In some tourist locations, pubs, nightclubs and so on, you’ll find that the ATMs available are privately run ‘in association with’ a bank. These tend to have high fees, and might not offer great value. Stick to ATMs attached to banks, in supermarkets or shopping centres if you can.
Lastly, don’t forget DCC. It’s an entirely avoidable expense - just choose to pay in local currency, at ATMs, in shops and restaurants, to make sure you avoid DCC’s high fees and poor exchange rates.
For a convenient and cheap alternative to get the rand you need for your trip to South Africa, try Wise. There’s no need to worry about hidden fees and unfair exchange rates, as Wise only use the real, mid-market exchange rate for transfers. There’s a transparent fee structure for each transaction, so you know exactly what you’re getting - no surprises.
If you have a local bank account in South Africa, or if someone you know does, you can transfer money between accounts, before your trip. Then withdraw cash from the local account using ATMs, as and when you need it.
For expats and regular travellers, a borderless multi-currency account from Wise could be even better. Accounts don’t have any monthly service fee, and you can hold your cash in any one of dozens of different currencies, including rand. You can even get a debit card for your account and spend using that to avoid ATM fees, and dodgy exchange rates, entirely.
ATM withdrawals are a convenient way to get your cash for your trip to South Africa, without being hit by unfair fees. Or, you could give Wise a try. Send money to a local account, or spend using your borderless multi-currency account card, and avoid ATMs altogether.
¹https://www.discover.com/credit-cards/help-center/account/international-use.html (January 29 2018)
²https://www.westpac.com.au/international-travel/access-money-overseas/global-atm-alliance/ (January 29 2018)
³https://www.nedbank.co.za/content/nedbank/desktop/gt/en/personal/bank/credit-cards/american-express-cards.html (January 29 2018)
⁴https://www.capetownmagazine.com/money-south-africa (January 29 2018)
This publication is provided for general information purposes only and is not intended to cover every aspect of the topics with which it deals. It is not intended to amount to advice on which you should rely. You must obtain professional or specialist advice before taking, or refraining from, any action on the basis of the content in this publication. The information in this publication does not constitute legal, tax or other professional advice from TransferWise Limited or its affiliates. Prior results do not guarantee a similar outcome. We make no representations, warranties or guarantees, whether express or implied, that the content in the publication is accurate, complete or up to date.

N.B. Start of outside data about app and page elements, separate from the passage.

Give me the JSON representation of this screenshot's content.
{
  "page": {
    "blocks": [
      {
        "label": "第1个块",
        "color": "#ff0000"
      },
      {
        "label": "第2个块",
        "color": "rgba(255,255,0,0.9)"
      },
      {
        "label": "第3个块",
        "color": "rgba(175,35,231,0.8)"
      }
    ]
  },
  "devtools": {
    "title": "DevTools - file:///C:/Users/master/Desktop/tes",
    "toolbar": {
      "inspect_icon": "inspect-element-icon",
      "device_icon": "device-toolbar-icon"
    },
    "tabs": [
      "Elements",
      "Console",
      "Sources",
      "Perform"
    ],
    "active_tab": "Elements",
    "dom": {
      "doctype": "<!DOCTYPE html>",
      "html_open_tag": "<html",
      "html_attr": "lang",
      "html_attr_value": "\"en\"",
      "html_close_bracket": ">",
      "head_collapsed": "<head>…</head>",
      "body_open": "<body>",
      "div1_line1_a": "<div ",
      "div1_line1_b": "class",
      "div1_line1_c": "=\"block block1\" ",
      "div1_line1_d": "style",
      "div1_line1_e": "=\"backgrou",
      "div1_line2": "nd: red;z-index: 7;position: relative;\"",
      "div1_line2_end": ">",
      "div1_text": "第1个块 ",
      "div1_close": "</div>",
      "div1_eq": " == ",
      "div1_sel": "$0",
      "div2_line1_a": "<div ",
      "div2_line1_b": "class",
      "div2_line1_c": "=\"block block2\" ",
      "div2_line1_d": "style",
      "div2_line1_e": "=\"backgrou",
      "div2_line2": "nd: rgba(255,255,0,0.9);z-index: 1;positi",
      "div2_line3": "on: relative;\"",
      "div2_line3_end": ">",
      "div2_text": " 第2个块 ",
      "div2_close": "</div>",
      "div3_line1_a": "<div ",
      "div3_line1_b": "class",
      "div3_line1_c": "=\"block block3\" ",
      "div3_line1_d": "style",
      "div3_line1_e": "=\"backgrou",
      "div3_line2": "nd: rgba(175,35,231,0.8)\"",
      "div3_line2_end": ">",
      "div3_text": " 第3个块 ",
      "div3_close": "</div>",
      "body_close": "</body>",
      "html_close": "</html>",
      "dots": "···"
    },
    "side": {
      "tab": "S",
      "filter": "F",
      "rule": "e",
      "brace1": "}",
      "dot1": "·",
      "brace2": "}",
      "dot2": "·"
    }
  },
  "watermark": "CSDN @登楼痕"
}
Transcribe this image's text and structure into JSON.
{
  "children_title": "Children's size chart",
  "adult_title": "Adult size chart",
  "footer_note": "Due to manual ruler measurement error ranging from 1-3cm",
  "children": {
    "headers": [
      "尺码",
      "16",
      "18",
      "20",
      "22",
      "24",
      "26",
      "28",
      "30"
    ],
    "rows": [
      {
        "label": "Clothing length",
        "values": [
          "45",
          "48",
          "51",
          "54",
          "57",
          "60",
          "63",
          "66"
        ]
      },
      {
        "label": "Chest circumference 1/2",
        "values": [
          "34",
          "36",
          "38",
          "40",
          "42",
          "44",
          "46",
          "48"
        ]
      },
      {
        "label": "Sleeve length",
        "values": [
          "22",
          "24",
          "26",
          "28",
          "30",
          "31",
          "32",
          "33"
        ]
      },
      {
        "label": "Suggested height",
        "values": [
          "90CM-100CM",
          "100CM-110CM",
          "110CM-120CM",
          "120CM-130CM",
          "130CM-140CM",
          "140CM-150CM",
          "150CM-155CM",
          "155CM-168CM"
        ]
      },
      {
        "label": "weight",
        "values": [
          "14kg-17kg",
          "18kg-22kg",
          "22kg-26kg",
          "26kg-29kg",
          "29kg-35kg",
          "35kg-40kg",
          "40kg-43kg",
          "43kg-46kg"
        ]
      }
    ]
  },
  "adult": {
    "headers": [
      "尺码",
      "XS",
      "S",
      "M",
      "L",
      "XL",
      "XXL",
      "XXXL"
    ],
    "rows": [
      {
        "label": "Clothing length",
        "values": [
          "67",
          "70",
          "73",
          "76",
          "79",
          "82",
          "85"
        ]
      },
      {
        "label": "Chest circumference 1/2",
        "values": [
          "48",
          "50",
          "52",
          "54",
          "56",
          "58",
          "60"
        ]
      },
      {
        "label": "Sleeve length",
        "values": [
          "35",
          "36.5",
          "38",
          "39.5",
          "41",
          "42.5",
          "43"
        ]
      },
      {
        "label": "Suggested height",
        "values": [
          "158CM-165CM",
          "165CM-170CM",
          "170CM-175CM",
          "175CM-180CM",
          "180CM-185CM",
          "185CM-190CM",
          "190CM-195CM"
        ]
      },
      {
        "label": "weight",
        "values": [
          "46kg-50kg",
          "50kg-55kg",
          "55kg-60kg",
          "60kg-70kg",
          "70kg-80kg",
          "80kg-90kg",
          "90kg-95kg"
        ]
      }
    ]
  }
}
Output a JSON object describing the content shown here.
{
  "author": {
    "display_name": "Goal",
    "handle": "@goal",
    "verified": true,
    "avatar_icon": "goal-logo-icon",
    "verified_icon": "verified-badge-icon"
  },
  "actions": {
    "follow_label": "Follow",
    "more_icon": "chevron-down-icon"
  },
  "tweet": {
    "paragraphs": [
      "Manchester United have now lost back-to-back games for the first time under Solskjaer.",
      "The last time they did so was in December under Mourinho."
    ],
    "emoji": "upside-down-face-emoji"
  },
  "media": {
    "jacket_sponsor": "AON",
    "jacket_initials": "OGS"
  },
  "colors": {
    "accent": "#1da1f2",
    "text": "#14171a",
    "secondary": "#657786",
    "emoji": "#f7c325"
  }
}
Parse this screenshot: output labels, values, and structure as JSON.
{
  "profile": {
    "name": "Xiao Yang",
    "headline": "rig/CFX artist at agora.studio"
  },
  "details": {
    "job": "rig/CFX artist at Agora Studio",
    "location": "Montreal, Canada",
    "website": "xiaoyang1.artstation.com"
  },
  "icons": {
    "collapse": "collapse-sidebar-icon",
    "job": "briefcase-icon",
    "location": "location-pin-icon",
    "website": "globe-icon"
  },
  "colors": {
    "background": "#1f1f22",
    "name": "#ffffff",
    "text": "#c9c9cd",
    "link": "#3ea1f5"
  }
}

This publication is provided for general information purposes only and is not intended to cover every aspect of the topics with which it deals. It is not intended to amount to advice on which you should rely. You must obtain professional or specialist advice before taking, or refraining from, any action on the basis of the content in this publication. The information in this publication does not constitute legal, tax or other professional advice from Wise Payments Limited or its affiliates. Prior results do not guarantee a similar outcome. We make no representations, warranties or guarantees, whether express or implied, that the content in the publication is accurate, complete or up to date.